It’s not outside the realm of possibility that were I to take on LeBron James in a game of one-on-one basketball, he would kick my hind parts. Strap 15-pound weights on LeBron’s ankles, and he would still thrash me. So the extra 30 pounds LeBron would be lugging around wouldn’t have diminished his performance, right?
Of course that’s nonsense. Yet minimum-wage supporters make just that kind of argument: Strapping increased costs on the ankles of the economy by increasing the minimum wage, they say, won’t negatively affect economic performance. Equally nonsensical.
The notion that Minnesota should raise its minimum wage reflects moral values, not economic principles. Minimum-wage supporters may aspire to provide a livable wage and basic standard of living to low-income households, but a moral rationale justifying an economic policy, however well-intended, is pragmatically a faulty means to the end of bettering people’s lives.
Ironically, determining wages according to a personal concept of “justice” rather than through market forces always negatively affects job creation, puts upward pressure on prices and downward pressure on wages, and contributes to the maldistribution of resources. It always hurts most the people it intends to help.
Using statistics and studies the way a drunk uses a streetlight — for support, not illumination — minimum-wage supporters look at only the easily measured and visible effects of minimum-wage policy (like the outcome “LeBron wins”) and remain willfully blind to unseen but inevitable negative consequences of an arbitrary floor on wages (like the deterioration of LeBron’s overall play).
Consider studies “proving” that when the minimum wage is raised, employers do not raise consumer prices. Because other economic forces are always in play, indeed, little quantitative effect may be seen in an industry affected by the minimum wage. What remain unseen, however, are the qualitative effects of the arbitrary wage increase on the industry and quantitative effects on the economy as a whole.
Raising prices is not as simple as changing an item’s price tag. Prices are always determined by what the market will pay and not by what the vendor needs or wants to charge. Not all cost increases can be passed on to consumers in higher prices.
If raising the price of a product or service in response to an increase in minimum wage drives the price higher than some people are willing to pay, they will buy less of the product or stop buying the product altogether and switch to substitutes.
Consequently, while some workers benefit from an increase in minimum wage, others in supplier industries suffer through job loss or lower wages resulting from the reduced demand for their products and labor. Eventually, even the boost in income for the few is offset by higher prices and lower future wages brought on by reduced economic growth — a net loss for them and the whole community.
When prices are not raised, marginal producers in the industry affected by a higher minimum wage may be forced out of business. Marginal employees — teenagers and entry-level candidates — are replaced by more-seasoned employees who are enticed to take jobs for which they are overqualified because the jobs are now overcompensated.
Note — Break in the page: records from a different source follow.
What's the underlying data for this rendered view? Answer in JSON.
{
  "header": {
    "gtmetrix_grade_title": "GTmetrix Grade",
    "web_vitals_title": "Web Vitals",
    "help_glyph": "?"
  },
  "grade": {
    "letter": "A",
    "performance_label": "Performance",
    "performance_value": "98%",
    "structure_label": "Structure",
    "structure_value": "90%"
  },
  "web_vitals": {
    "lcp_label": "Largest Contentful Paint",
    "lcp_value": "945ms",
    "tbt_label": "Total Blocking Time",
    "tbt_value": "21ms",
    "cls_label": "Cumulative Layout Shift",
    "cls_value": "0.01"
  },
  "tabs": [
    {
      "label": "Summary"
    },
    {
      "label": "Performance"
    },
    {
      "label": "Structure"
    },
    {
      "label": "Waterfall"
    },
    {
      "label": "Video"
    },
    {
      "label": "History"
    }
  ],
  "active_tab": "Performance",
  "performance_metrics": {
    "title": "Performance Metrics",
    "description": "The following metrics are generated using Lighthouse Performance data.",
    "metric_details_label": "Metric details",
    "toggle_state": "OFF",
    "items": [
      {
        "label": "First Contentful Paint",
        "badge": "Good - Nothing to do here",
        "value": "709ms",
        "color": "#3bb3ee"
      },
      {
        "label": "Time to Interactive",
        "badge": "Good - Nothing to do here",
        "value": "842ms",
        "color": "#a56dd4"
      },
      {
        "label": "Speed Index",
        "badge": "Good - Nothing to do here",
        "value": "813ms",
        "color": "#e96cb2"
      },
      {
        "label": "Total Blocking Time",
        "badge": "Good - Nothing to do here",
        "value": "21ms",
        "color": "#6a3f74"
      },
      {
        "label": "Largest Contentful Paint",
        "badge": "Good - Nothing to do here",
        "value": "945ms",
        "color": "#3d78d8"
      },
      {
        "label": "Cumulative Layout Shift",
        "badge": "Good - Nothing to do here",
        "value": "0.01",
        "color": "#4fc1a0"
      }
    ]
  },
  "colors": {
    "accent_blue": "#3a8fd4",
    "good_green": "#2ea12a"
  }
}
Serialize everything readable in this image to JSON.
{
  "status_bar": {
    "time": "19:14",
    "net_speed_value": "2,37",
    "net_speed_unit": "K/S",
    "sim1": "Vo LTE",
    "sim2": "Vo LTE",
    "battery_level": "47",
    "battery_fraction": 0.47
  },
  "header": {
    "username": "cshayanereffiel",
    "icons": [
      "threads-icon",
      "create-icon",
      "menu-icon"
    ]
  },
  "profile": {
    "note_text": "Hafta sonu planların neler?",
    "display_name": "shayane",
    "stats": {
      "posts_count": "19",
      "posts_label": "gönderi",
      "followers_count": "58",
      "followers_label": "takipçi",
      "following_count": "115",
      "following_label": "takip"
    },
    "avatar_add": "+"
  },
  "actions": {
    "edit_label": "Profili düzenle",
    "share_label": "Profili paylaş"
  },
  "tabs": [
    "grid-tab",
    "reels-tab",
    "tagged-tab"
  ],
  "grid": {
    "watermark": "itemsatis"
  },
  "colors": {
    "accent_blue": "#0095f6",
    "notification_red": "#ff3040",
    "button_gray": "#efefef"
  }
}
Employers get more picky about whom they hire.
In short, raising the minimum wage always negatively affects employment opportunity and reduces production. How extended and how visible the negative effects of a minimum-wage increase are depends on how deep you look.
In a free-exchange economy, everybody’s money income is someone else’s cost. One cannot push in one side of the economic balloon without causing it to bulge out someplace else.
$7.25 an hour is a price for labor as surely as $7.50 a ticket is a price for going to the movies. Who would argue that the path to prosperity lies in arbitrarily raising the price of a movie ticket by a dollar or two? Who would argue that higher-priced entertainment or higher-priced goods and services generally are good for low-income households?
No one. Not ever.
And yet minimum-wage supporters argue vehemently that arbitrarily raising the price of labor is the way to build a sound economy — even if the result is higher prices generally. They would never agree that higher prices are good, however, without the moral predicate that the increase goes to the employee and not the employer. The “goodness” or “badness” of a price increase is determined solely by who receives the benefit.
For example, speaking of the possibility of a minimum-wage increase in Minnesota, state Sen. Chris Eaton, DFL-Brooklyn Center, told the Austin Herald: “It addresses a basic value we hold in Minnesota. That honest, hardworking people deserve a fair and living wage.”
So saying, Eaton confuses personal moral values with universal economic principles. Her value-based rationale for increasing the minimum wage, however laudable, has no causal connection to achievable results.
(And progressives claim that conservatives reject objective science!)
Values are subjective and variable — mine differ from yours; mine today differ from mine 25 years ago. Principles are objective and constant — A + B = C today, just as it did yesterday, and just as it will tomorrow. If we do A and B, C will happen; whether we value C or whether C is desirable is irrelevant.
Yes, it is that simple — as simple and elegant as a LeBron James slam dunk.
Craig Westover is a writer and Republican activist.